:: Information provided ::
◆ ◆ ◆ ◆ ◆ ◆ ◆

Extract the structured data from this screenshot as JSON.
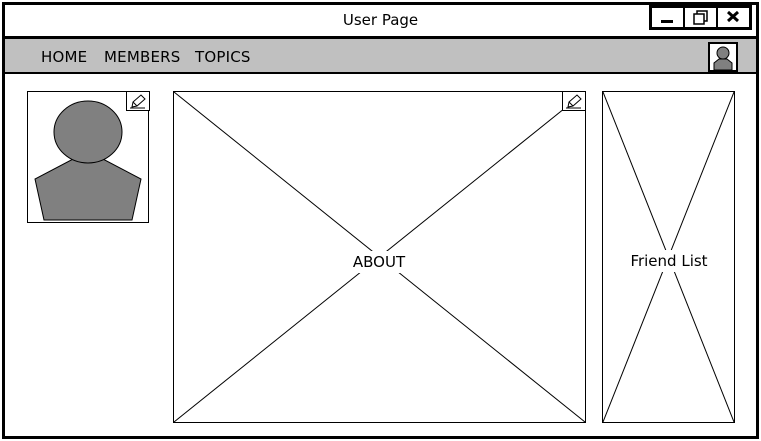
{
  "window": {
    "title": "User Page",
    "controls": [
      "minimize-icon",
      "restore-icon",
      "close-icon"
    ]
  },
  "nav": {
    "items": [
      {
        "label": "HOME"
      },
      {
        "label": "MEMBERS"
      },
      {
        "label": "TOPICS"
      }
    ],
    "user_icon": "user-avatar-icon"
  },
  "profile": {
    "photo_icon": "profile-silhouette-icon",
    "edit_icon": "pencil-icon"
  },
  "about": {
    "label": "ABOUT",
    "edit_icon": "pencil-icon"
  },
  "friends": {
    "label": "Friend List"
  },
  "colors": {
    "navbar_bg": "#c0c0c0",
    "silhouette": "#808080",
    "border": "#000000"
  }
}
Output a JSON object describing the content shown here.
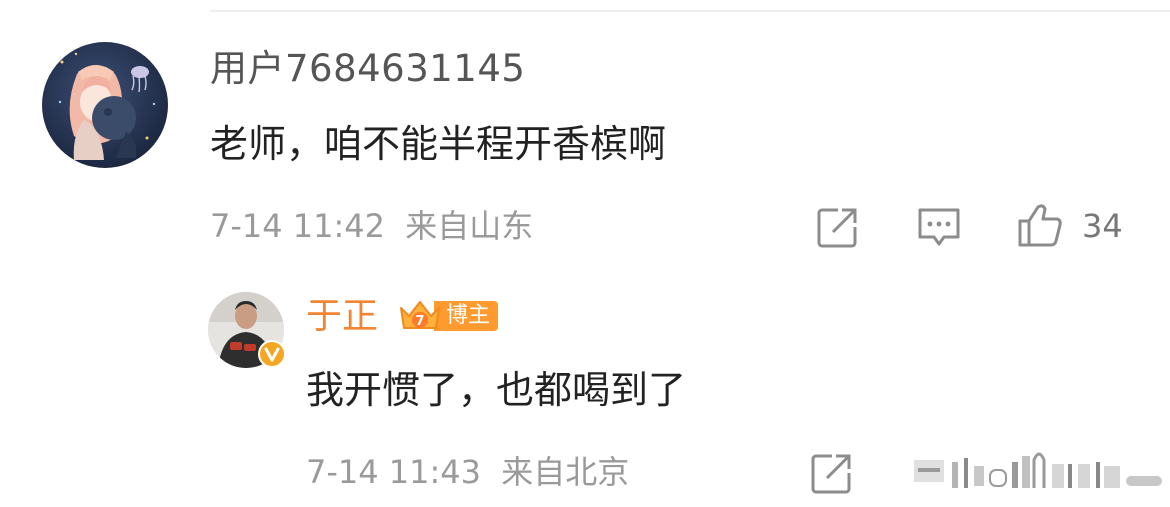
{
  "comment": {
    "username": "用户7684631145",
    "text": "老师，咱不能半程开香槟啊",
    "timestamp": "7-14 11:42",
    "location": "来自山东",
    "like_count": "34",
    "avatar": "anime-girl-jellyfish-avatar"
  },
  "reply": {
    "username": "于正",
    "badge_label": "博主",
    "badge_level": "7",
    "text": "我开惯了，也都喝到了",
    "timestamp": "7-14 11:43",
    "location": "来自北京",
    "avatar": "man-portrait-avatar"
  },
  "icons": {
    "share": "share-icon",
    "comment": "comment-icon",
    "like": "thumbs-up-icon",
    "verified": "verified-v-icon",
    "crown": "crown-icon"
  },
  "colors": {
    "username_main": "#555555",
    "username_reply": "#f28532",
    "meta": "#9a9a9a",
    "badge_orange": "#ff9a2e",
    "verified_gold": "#f5a623"
  }
}
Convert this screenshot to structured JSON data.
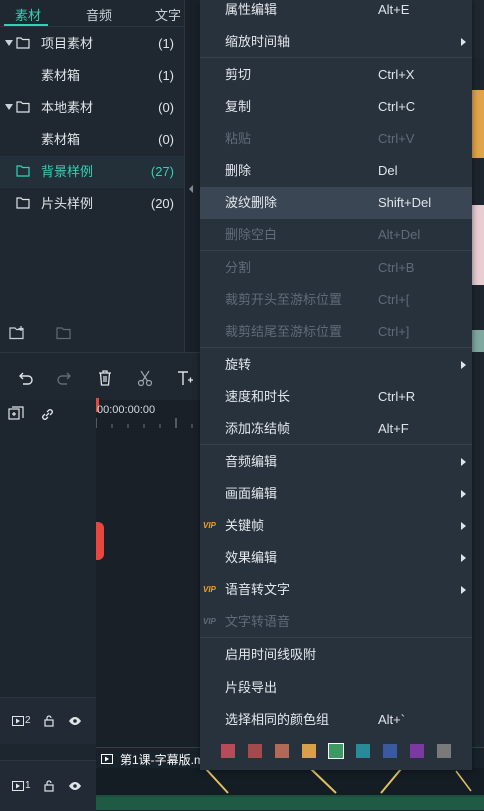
{
  "media_panel": {
    "tabs": [
      "素材",
      "音频",
      "文字"
    ],
    "tree": [
      {
        "label": "项目素材",
        "count": "(1)"
      },
      {
        "label": "素材箱",
        "count": "(1)"
      },
      {
        "label": "本地素材",
        "count": "(0)"
      },
      {
        "label": "素材箱",
        "count": "(0)"
      },
      {
        "label": "背景样例",
        "count": "(27)"
      },
      {
        "label": "片头样例",
        "count": "(20)"
      }
    ]
  },
  "timeline": {
    "timecode": "00:00:00:00",
    "track2_num": "2",
    "track1_num": "1",
    "clip_title": "第1课-字幕版.m"
  },
  "context_menu": {
    "items": [
      {
        "label": "属性编辑",
        "shortcut": "Alt+E"
      },
      {
        "label": "缩放时间轴",
        "shortcut": ""
      },
      {
        "label": "剪切",
        "shortcut": "Ctrl+X"
      },
      {
        "label": "复制",
        "shortcut": "Ctrl+C"
      },
      {
        "label": "粘贴",
        "shortcut": "Ctrl+V"
      },
      {
        "label": "删除",
        "shortcut": "Del"
      },
      {
        "label": "波纹删除",
        "shortcut": "Shift+Del"
      },
      {
        "label": "删除空白",
        "shortcut": "Alt+Del"
      },
      {
        "label": "分割",
        "shortcut": "Ctrl+B"
      },
      {
        "label": "裁剪开头至游标位置",
        "shortcut": "Ctrl+["
      },
      {
        "label": "裁剪结尾至游标位置",
        "shortcut": "Ctrl+]"
      },
      {
        "label": "旋转",
        "shortcut": ""
      },
      {
        "label": "速度和时长",
        "shortcut": "Ctrl+R"
      },
      {
        "label": "添加冻结帧",
        "shortcut": "Alt+F"
      },
      {
        "label": "音频编辑",
        "shortcut": ""
      },
      {
        "label": "画面编辑",
        "shortcut": ""
      },
      {
        "label": "关键帧",
        "shortcut": "",
        "badge": "VIP"
      },
      {
        "label": "效果编辑",
        "shortcut": ""
      },
      {
        "label": "语音转文字",
        "shortcut": "",
        "badge": "VIP"
      },
      {
        "label": "文字转语音",
        "shortcut": "",
        "badge": "VIP"
      },
      {
        "label": "启用时间线吸附",
        "shortcut": ""
      },
      {
        "label": "片段导出",
        "shortcut": ""
      },
      {
        "label": "选择相同的颜色组",
        "shortcut": "Alt+`"
      }
    ],
    "color_swatches": [
      "#b94a5a",
      "#a24a4c",
      "#b06a55",
      "#d9a04a",
      "#3a9a62",
      "#2a8a9a",
      "#3a5aa0",
      "#7a3aa0",
      "#7a7a7a"
    ]
  },
  "colors": {
    "accent": "#2fd2b5",
    "playhead": "#e8473f"
  }
}
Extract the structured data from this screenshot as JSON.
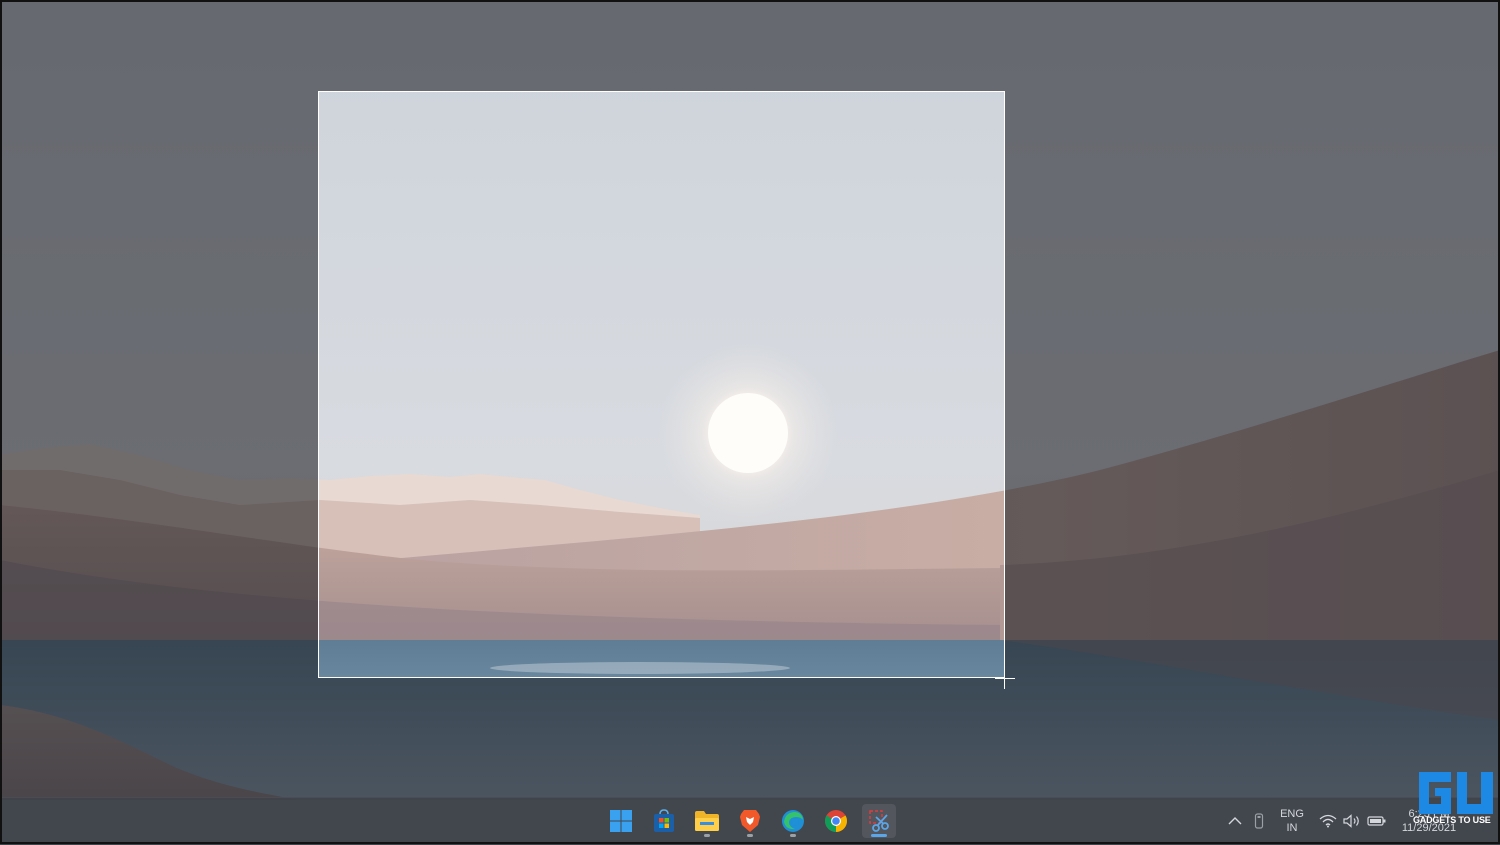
{
  "snip": {
    "overlay": "rectangle-snip-selection"
  },
  "taskbar": {
    "apps": [
      {
        "name": "start-button",
        "icon": "windows-logo-icon"
      },
      {
        "name": "microsoft-store",
        "icon": "store-icon"
      },
      {
        "name": "file-explorer",
        "icon": "folder-icon"
      },
      {
        "name": "brave-browser",
        "icon": "brave-lion-icon"
      },
      {
        "name": "microsoft-edge",
        "icon": "edge-icon"
      },
      {
        "name": "google-chrome",
        "icon": "chrome-icon"
      },
      {
        "name": "snipping-tool",
        "icon": "scissors-icon"
      }
    ],
    "tray": {
      "language_line1": "ENG",
      "language_line2": "IN",
      "time": "6:23 PM",
      "date": "11/29/2021"
    }
  },
  "watermark": {
    "text": "GADGETS TO USE"
  },
  "colors": {
    "accent_blue": "#3aa0f0",
    "taskbar": "#40444a",
    "selection_border": "#ffffff"
  }
}
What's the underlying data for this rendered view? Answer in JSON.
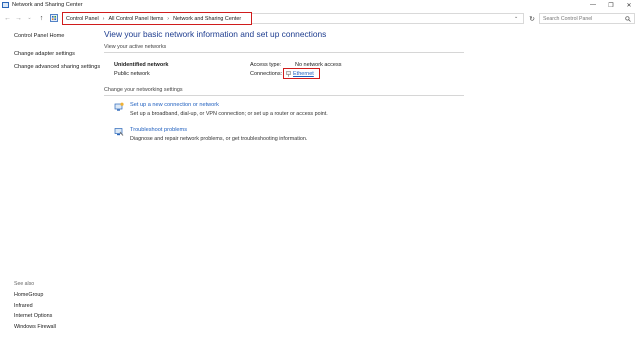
{
  "window": {
    "title": "Network and Sharing Center"
  },
  "window_controls": {
    "minimize": "—",
    "restore": "❐",
    "close": "✕"
  },
  "nav": {
    "back": "←",
    "forward": "→",
    "recent": "⌄",
    "up": "↑"
  },
  "breadcrumb": [
    "Control Panel",
    "All Control Panel Items",
    "Network and Sharing Center"
  ],
  "breadcrumb_separator": "›",
  "address_bar": {
    "dropdown": "⌄",
    "refresh": "↻"
  },
  "search": {
    "placeholder": "Search Control Panel",
    "icon": "search-icon"
  },
  "left_pane": {
    "items": [
      "Control Panel Home",
      "Change adapter settings",
      "Change advanced sharing settings"
    ]
  },
  "see_also": {
    "title": "See also",
    "items": [
      "HomeGroup",
      "Infrared",
      "Internet Options",
      "Windows Firewall"
    ]
  },
  "main": {
    "title": "View your basic network information and set up connections",
    "active_networks_label": "View your active networks",
    "network": {
      "name": "Unidentified network",
      "type": "Public network",
      "access_type_label": "Access type:",
      "access_type_value": "No network access",
      "connections_label": "Connections:",
      "connection_name": "Ethernet"
    },
    "change_settings_label": "Change your networking settings",
    "tasks": [
      {
        "link": "Set up a new connection or network",
        "desc": "Set up a broadband, dial-up, or VPN connection; or set up a router or access point."
      },
      {
        "link": "Troubleshoot problems",
        "desc": "Diagnose and repair network problems, or get troubleshooting information."
      }
    ]
  },
  "colors": {
    "link": "#1f5fbf",
    "title": "#1e3d8f",
    "highlight_box": "#d01c1c"
  }
}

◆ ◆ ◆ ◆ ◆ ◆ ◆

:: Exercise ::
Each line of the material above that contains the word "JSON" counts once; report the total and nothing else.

:: Completed task ::
5